And I also did not think about children having mental illness. My son was a physically healthy, happy little boy who liked to play with other kids and performed well in school. He never displayed signs of violence, talked about his anxiety, or balked at going to school.
According to the National Institute of Mental Health, signs of a lifelong mental health disorder occur before the age of 14 in 50% of cases, and two-thirds of young people with mental health problems are not receiving the help they need. In my son's case, social withdrawal increased around the time of early puberty, when parents expect their children may change and become irritable and more private. I took him to a social worker, who never talked to my son alone and made no referrals. In retrospect, I should have taken him to a child psychologist. But he did have many moments when he enjoyed the company of his family and close friends. He was not eating lunch alone at school; he was not bullied. His shyness did not stand out in our family of introverts. And he was a teacher's dream: a quiet kid who does his homework and causes no trouble.
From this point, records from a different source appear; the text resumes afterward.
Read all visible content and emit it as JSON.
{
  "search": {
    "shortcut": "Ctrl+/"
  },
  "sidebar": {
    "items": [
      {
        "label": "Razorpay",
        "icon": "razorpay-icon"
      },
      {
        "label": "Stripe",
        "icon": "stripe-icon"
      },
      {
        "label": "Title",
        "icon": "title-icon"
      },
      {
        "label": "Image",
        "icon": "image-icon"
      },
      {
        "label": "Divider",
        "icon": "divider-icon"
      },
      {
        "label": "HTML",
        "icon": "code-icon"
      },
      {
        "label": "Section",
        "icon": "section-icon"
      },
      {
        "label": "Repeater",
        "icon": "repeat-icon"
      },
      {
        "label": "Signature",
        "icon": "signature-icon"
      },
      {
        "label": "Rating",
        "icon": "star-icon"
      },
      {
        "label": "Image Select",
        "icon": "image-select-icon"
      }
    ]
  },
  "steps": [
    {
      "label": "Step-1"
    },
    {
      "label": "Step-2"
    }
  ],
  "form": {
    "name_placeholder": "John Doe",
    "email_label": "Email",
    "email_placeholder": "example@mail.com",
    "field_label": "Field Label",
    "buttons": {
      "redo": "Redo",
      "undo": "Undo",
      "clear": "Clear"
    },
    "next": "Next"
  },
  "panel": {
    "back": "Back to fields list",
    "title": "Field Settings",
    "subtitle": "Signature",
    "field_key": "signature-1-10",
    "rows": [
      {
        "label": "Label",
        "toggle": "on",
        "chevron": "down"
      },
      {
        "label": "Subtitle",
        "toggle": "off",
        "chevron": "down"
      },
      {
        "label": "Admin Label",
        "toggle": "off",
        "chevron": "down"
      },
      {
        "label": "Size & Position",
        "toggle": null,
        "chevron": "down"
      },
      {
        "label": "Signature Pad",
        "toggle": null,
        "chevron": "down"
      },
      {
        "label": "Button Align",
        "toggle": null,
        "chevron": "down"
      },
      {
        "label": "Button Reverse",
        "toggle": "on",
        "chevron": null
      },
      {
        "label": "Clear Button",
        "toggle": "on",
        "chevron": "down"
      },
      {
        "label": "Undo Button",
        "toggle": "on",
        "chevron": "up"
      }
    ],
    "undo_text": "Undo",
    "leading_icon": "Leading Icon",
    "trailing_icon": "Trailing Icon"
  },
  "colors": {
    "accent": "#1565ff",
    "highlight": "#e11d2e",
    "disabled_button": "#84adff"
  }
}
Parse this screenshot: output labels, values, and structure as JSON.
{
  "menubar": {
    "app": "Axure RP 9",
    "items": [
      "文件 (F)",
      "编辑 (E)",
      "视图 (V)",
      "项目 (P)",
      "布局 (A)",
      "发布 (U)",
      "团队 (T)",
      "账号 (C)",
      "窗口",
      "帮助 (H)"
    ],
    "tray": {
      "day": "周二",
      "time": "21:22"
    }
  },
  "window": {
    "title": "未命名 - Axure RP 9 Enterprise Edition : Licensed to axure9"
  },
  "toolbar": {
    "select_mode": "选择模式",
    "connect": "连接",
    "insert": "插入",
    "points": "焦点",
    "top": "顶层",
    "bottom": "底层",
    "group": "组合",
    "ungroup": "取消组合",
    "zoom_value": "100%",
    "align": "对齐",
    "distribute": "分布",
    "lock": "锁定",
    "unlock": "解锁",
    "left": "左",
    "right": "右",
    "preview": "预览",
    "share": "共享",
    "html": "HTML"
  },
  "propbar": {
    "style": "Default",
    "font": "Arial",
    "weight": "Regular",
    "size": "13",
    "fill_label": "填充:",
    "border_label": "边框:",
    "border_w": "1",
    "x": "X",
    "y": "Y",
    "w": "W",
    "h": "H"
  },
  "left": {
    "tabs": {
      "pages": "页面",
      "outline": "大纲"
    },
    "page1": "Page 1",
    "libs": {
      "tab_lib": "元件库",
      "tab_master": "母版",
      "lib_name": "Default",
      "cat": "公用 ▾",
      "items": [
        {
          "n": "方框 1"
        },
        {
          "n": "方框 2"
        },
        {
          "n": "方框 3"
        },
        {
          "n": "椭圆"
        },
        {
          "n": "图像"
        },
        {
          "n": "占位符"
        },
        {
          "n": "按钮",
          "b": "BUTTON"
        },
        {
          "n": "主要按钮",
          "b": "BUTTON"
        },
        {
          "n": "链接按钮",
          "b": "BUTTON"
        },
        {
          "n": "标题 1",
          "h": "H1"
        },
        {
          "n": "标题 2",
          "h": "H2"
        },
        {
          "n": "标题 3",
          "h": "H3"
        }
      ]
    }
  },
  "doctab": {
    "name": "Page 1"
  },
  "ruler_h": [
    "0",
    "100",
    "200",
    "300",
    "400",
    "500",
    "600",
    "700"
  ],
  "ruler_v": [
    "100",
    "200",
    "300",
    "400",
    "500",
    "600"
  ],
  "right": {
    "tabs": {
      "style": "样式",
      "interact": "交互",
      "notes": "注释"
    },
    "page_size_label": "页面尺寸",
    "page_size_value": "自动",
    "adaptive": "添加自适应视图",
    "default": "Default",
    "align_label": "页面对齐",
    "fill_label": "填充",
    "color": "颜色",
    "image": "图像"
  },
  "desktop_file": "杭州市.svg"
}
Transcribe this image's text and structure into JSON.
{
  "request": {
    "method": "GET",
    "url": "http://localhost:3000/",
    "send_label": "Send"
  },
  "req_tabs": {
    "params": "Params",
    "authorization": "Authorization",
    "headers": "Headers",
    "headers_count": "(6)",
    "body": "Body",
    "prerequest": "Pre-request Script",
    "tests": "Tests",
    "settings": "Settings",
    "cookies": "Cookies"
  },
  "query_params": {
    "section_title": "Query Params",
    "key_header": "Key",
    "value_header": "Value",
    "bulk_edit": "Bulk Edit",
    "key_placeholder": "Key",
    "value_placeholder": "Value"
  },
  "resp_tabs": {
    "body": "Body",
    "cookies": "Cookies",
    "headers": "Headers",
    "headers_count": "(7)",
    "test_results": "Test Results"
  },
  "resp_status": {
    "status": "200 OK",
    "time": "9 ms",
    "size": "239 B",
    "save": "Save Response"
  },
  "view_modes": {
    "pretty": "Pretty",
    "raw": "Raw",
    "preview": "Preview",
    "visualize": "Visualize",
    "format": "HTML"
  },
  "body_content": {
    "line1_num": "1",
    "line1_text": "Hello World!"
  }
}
Only later at the trial did we learn through the testimony of a high school coach that my son found it hard to be near or make eye contact with other students, an observation she never relayed to me or to the school counselor. My son never told us how anxious he became around other people. Our family culture emphasized hard work, no complaining, and “toughing it out,” an approach I now know to have been detrimental.
Though he kept to himself during college, he obtained a bachelor's degree in neuroscience. He moved home for a year afterward and seemed tired, unmotivated. He was unexpressive and moved slowly. His behavior was consistent with the negative symptoms of schizophrenia: blunt affect, alogia, apathy, anhedonia. The term negative symptoms refers to diminished or absent thoughts, feelings, or behaviors that are normally present. By contrast, the positive symptoms of schizophrenia stand out because they are thoughts and behaviors not seen in healthy people, including delusions, hallucinations, and abnormal movements.
My son moved 1,000 miles away to go to graduate school, where he was required to interact with students in his labs and carried a heavy load of schoolwork. We had no idea that he'd begun failing his courses and isolating himself. He saw the university psychiatrist and told her he was disturbed by thoughts of killing people. Although she later testified in court that she thought he was floridly psychotic, she decided he did not need involuntary hospitalization. Two court-appointed psychiatrists and the defense psychiatrist later testified that my son had a diagnosis along the schizophrenia spectrum.
After he was incarcerated, he told me that he didn't feel it would be acceptable to tell me his thoughts—of “nuclear winter” and intense social anxiety when younger, and then, at graduate school, of killing people. In response, I told him that I would advocate for increased awareness of the signs of mental illness by discussing his symptoms. I feel strongly that every nurse in every discipline must understand the early symptoms and manifestations of brain disorders in order to improve detection and treatment. Furthermore, many nurses are parents, and all parents must keep informed.
Now I know . . . too late to help my son, too late to stop the deaths and injuries—but not too late to encourage other nurses to educate themselves.